But, how do I know where the beginning is?

Well, you might not when you start out. Once you have an idea you need to think about who you’re talking/writing to and figure out what the right beginning point is based on your idea and your audience. That might take effort. It might just mean learning about your audience and your idea.

Remember, texts and tweets are about the only place a first draft is acceptable, and even those first drafts can be iffy. It’s a good idea to think before you hit that send button or return key.

Get a little meta. Think about what your purpose is and who you’re talking to, not just your content.

In the last few years I’ve talked to several people about the subject of diabetes. One of the best started with, “So, what do you know about diabetes?’ The single worst started with hand puppets.

The presenter who asked “What do you know?” was coming in at the last minute and was doing an impromptu presentation. The one with hand puppets knew for at least a week that she was doing a continuing education class for a group of mental health and social work folks (most of whom had master’s degrees!).

It doesn’t matter how much time you have to prepare if you don’t think about your audience. If you don’t think about them and start at the wrong place, you will struggle.

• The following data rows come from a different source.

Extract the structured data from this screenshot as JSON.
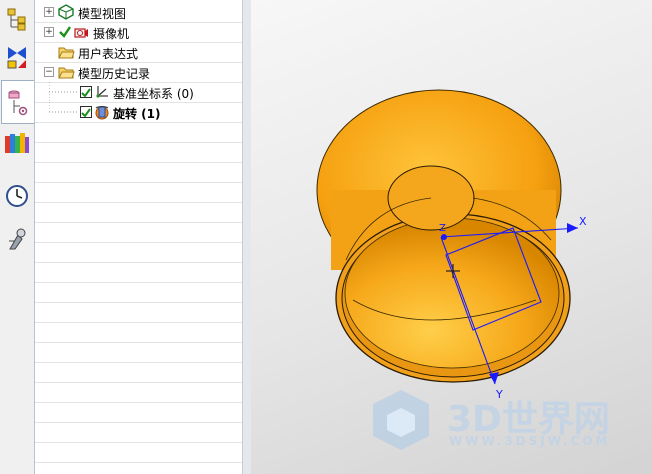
{
  "tree": {
    "items": [
      {
        "label": "模型视图"
      },
      {
        "label": "摄像机"
      },
      {
        "label": "用户表达式"
      },
      {
        "label": "模型历史记录"
      },
      {
        "label": "基准坐标系 (0)"
      },
      {
        "label": "旋转 (1)"
      }
    ]
  },
  "viewport": {
    "axes": {
      "x": "X",
      "y": "Y",
      "z": "Z"
    }
  },
  "watermark": {
    "brand": "3D世界网",
    "url": "WWW.3DSJW.COM"
  },
  "colors": {
    "part": "#f5a623",
    "axis": "#1a1aff",
    "check": "#1a8f1a"
  },
  "icons": [
    "assemblies-icon",
    "constraint-icon",
    "part-navigator-icon",
    "reuse-library-icon",
    "history-icon",
    "system-material-icon"
  ]
}
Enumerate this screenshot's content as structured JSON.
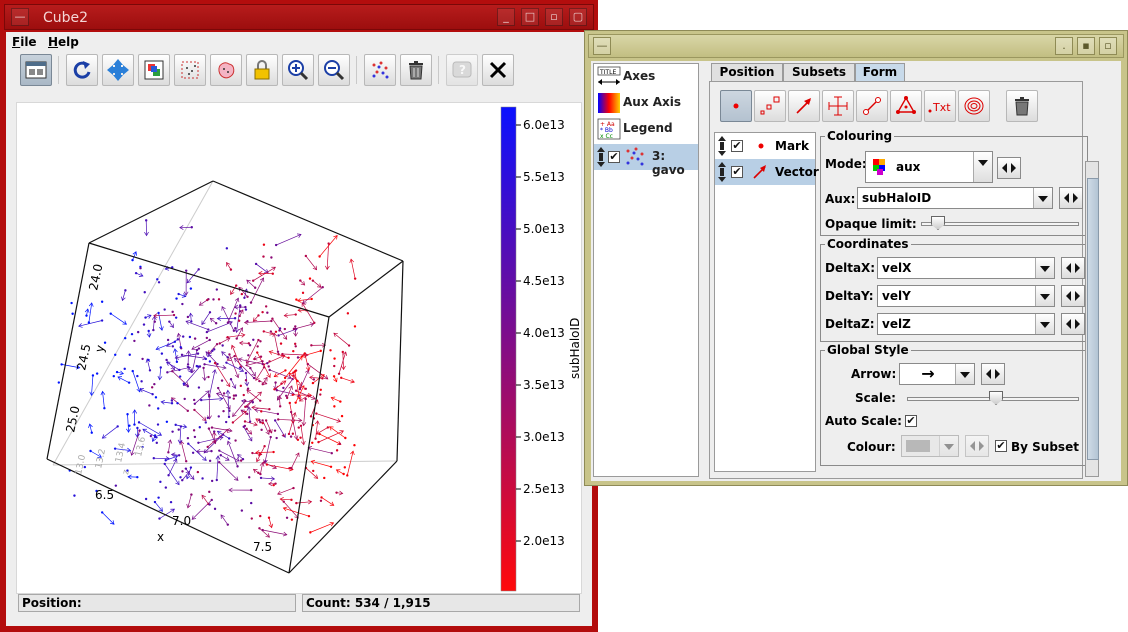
{
  "main_window": {
    "title": "Cube2",
    "menu": [
      "File",
      "Help"
    ],
    "status": {
      "position_label": "Position:",
      "count_label": "Count: 534 / 1,915"
    }
  },
  "plot": {
    "colorbar_label": "subHaloID",
    "colorbar_ticks": [
      "6.0e13",
      "5.5e13",
      "5.0e13",
      "4.5e13",
      "4.0e13",
      "3.5e13",
      "3.0e13",
      "2.5e13",
      "2.0e13"
    ],
    "colorbar_top_color": "#0a10ff",
    "colorbar_bottom_color": "#ff0a0a",
    "x_axis_label": "x",
    "x_ticks": [
      "6.5",
      "7.0",
      "7.5"
    ],
    "y_axis_label": "y",
    "y_ticks": [
      "24.0",
      "24.5",
      "25.0"
    ],
    "z_ticks": [
      "13.0",
      "13.2",
      "13.4",
      "13.6"
    ],
    "z_axis_label": "z"
  },
  "control_window": {
    "layers": [
      {
        "label": "Axes",
        "icon": "axes-icon"
      },
      {
        "label": "Aux Axis",
        "icon": "aux-axis-icon"
      },
      {
        "label": "Legend",
        "icon": "legend-icon"
      },
      {
        "label": "3: gavo",
        "icon": "scatter-layer-icon"
      }
    ],
    "tabs": [
      "Position",
      "Subsets",
      "Form"
    ],
    "active_tab": "Form",
    "forms": [
      {
        "label": "Mark",
        "checked": true
      },
      {
        "label": "Vector",
        "checked": true
      }
    ],
    "colouring": {
      "title": "Colouring",
      "mode_label": "Mode:",
      "mode_value": "aux",
      "aux_label": "Aux:",
      "aux_value": "subHaloID",
      "opaque_label": "Opaque limit:"
    },
    "coordinates": {
      "title": "Coordinates",
      "rows": [
        {
          "label": "DeltaX:",
          "value": "velX"
        },
        {
          "label": "DeltaY:",
          "value": "velY"
        },
        {
          "label": "DeltaZ:",
          "value": "velZ"
        }
      ]
    },
    "global_style": {
      "title": "Global Style",
      "arrow_label": "Arrow:",
      "arrow_value": "→",
      "scale_label": "Scale:",
      "auto_scale_label": "Auto Scale:",
      "auto_scale_checked": true,
      "colour_label": "Colour:",
      "by_subset_label": "By Subset",
      "by_subset_checked": true
    }
  }
}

It’s the nature of life dear reader. We love our own ideas. We understand our own views and positions better than those of others (If we don’t understand our own, it actively hinders us in understanding other people’s…). But, we can’t just assume that the person we’re talking to is at the same place. We have to find the right beginning for the person we’re trying to communicate with.

Otherwise, there’s a really good chance he/she will be too confused and annoyed to go with us through the whole story, much less to do something more.

Knowing where to begin is a success skill. It creates a foundation on which we build.

That’s it for this one dear reader. Find your beginnings, help others understand what you have to say. And, I’ll see you next post…

Self-Incentivizing

There are lots of reasons to write: money, prestige, getting to tell our stories, and sharing the things we love, among others. But, sometimes these reasons alone aren’t enough of a push.

A book can take a year or more to go to press. It could be months before you hear about that story submission. Royalties can seem small and advances aren’t what they used to be. There are times we feel like tearing our hair out if we have to work on that manuscript one more time. Sometimes having secondary motivators, stuff that’s fairly immediate and close to our non-writing interests, is helpful.

These secondary motivators really can be helpful in getting us over the bumps. While I hate the term retail therapy, I have found there are times it’s helpful to have a tangible reward on my radar. So, I set tangible rewards for making interim goals, step goals, and even the big ones. When I hit the rough spots those tangible things, the rewards I can touch and feel and are so much closer than seeing the book in print, help carry the day. That rough NANOWRIMO in 2017, the one where I set a personal best for words written; it was worth a black powder pistol for my collection.

That short story I keep grumbling is “just a short story”? Yeah, it’s worth $20.00 toward coins, electronics, or some other larger goal item I have in mind. One 500-4,000 word story might not be enough of an achievement for one of the big things I want, but by getting it done and putting a twenty in that lock box, I’m that much closer. It gives me the extra boost I need sometimes, and eventually I’ve earned that whatever it is I want.

My secondary incentives give me plannable, measurable, rewards that can be tied immediately to achieving goals and getting writing done (which is good because the delays associated with some of those primary motivators can be enthusiasm killers).

This week I’m ending with a question: What do you do to reward yourself for writing goals? Leave a comment if you have something that helps you, and I’ll see you next post.